> **Problem to solve**
Nothing should be dropped or changed: copy every line of the listing.

+--

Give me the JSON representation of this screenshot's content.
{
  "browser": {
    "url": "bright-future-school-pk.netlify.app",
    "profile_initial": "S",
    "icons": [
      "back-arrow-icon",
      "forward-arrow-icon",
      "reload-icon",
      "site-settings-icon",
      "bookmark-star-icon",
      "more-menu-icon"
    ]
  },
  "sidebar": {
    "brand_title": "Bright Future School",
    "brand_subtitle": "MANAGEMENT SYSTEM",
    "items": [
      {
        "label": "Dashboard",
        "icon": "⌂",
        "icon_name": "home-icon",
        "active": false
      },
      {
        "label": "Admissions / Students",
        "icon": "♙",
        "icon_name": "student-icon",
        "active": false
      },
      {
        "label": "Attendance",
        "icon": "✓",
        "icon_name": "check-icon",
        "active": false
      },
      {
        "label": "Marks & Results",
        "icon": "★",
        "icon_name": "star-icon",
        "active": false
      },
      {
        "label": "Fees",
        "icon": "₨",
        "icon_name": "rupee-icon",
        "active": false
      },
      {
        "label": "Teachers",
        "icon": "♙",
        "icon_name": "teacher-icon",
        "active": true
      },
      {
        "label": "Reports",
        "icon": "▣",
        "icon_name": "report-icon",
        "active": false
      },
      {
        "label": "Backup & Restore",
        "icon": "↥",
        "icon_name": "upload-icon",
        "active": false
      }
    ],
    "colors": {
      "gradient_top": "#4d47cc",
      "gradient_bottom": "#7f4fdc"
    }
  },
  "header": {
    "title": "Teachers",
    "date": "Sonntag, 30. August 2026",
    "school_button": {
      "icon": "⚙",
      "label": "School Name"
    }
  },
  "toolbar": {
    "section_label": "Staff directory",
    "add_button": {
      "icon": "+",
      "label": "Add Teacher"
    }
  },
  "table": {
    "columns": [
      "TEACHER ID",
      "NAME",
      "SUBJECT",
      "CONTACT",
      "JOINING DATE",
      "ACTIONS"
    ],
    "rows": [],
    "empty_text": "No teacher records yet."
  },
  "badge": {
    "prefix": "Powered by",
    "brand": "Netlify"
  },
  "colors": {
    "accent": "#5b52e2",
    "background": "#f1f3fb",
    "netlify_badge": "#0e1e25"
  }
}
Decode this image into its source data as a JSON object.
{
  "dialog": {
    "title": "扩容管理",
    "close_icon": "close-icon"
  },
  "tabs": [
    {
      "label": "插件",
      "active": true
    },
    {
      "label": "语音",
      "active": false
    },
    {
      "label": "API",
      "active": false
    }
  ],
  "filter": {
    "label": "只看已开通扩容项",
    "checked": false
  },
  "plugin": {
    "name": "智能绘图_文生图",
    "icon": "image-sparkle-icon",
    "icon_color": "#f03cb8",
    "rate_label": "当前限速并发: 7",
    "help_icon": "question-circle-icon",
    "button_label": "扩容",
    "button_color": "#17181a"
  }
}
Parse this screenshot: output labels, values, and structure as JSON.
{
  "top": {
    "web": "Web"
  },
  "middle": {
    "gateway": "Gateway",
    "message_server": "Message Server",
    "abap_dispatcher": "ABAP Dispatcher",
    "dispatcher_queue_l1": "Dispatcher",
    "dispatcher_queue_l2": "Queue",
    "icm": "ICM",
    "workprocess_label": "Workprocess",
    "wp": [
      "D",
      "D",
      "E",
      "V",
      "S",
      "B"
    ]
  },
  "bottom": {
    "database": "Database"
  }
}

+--

> **Exercise solution**
Give me the JSON representation of this screenshot's content.
{
  "browser": {
    "url": "bright-future-school-pk.netlify.app",
    "profile_initial": "S",
    "icons": [
      "back-arrow-icon",
      "forward-arrow-icon",
      "reload-icon",
      "site-settings-icon",
      "bookmark-star-icon",
      "more-menu-icon"
    ]
  },
  "sidebar": {
    "brand_title": "Bright Future School",
    "brand_subtitle": "MANAGEMENT SYSTEM",
    "items": [
      {
        "label": "Dashboard",
        "icon": "⌂",
        "icon_name": "home-icon",
        "active": false
      },
      {
        "label": "Admissions / Students",
        "icon": "♙",
        "icon_name": "student-icon",
        "active": false
      },
      {
        "label": "Attendance",
        "icon": "✓",
        "icon_name": "check-icon",
        "active": false
      },
      {
        "label": "Marks & Results",
        "icon": "★",
        "icon_name": "star-icon",
        "active": false
      },
      {
        "label": "Fees",
        "icon": "₨",
        "icon_name": "rupee-icon",
        "active": false
      },
      {
        "label": "Teachers",
        "icon": "♙",
        "icon_name": "teacher-icon",
        "active": true
      },
      {
        "label": "Reports",
        "icon": "▣",
        "icon_name": "report-icon",
        "active": false
      },
      {
        "label": "Backup & Restore",
        "icon": "↥",
        "icon_name": "upload-icon",
        "active": false
      }
    ],
    "colors": {
      "gradient_top": "#4d47cc",
      "gradient_bottom": "#7f4fdc"
    }
  },
  "header": {
    "title": "Teachers",
    "date": "Sonntag, 30. August 2026",
    "school_button": {
      "icon": "⚙",
      "label": "School Name"
    }
  },
  "toolbar": {
    "section_label": "Staff directory",
    "add_button": {
      "icon": "+",
      "label": "Add Teacher"
    }
  },
  "table": {
    "columns": [
      "TEACHER ID",
      "NAME",
      "SUBJECT",
      "CONTACT",
      "JOINING DATE",
      "ACTIONS"
    ],
    "rows": [],
    "empty_text": "No teacher records yet."
  },
  "badge": {
    "prefix": "Powered by",
    "brand": "Netlify"
  },
  "colors": {
    "accent": "#5b52e2",
    "background": "#f1f3fb",
    "netlify_badge": "#0e1e25"
  }
}
Decode this image into its source data as a JSON object.
{
  "dialog": {
    "title": "扩容管理",
    "close_icon": "close-icon"
  },
  "tabs": [
    {
      "label": "插件",
      "active": true
    },
    {
      "label": "语音",
      "active": false
    },
    {
      "label": "API",
      "active": false
    }
  ],
  "filter": {
    "label": "只看已开通扩容项",
    "checked": false
  },
  "plugin": {
    "name": "智能绘图_文生图",
    "icon": "image-sparkle-icon",
    "icon_color": "#f03cb8",
    "rate_label": "当前限速并发: 7",
    "help_icon": "question-circle-icon",
    "button_label": "扩容",
    "button_color": "#17181a"
  }
}
Parse this screenshot: output labels, values, and structure as JSON.
{
  "top": {
    "web": "Web"
  },
  "middle": {
    "gateway": "Gateway",
    "message_server": "Message Server",
    "abap_dispatcher": "ABAP Dispatcher",
    "dispatcher_queue_l1": "Dispatcher",
    "dispatcher_queue_l2": "Queue",
    "icm": "ICM",
    "workprocess_label": "Workprocess",
    "wp": [
      "D",
      "D",
      "E",
      "V",
      "S",
      "B"
    ]
  },
  "bottom": {
    "database": "Database"
  }
}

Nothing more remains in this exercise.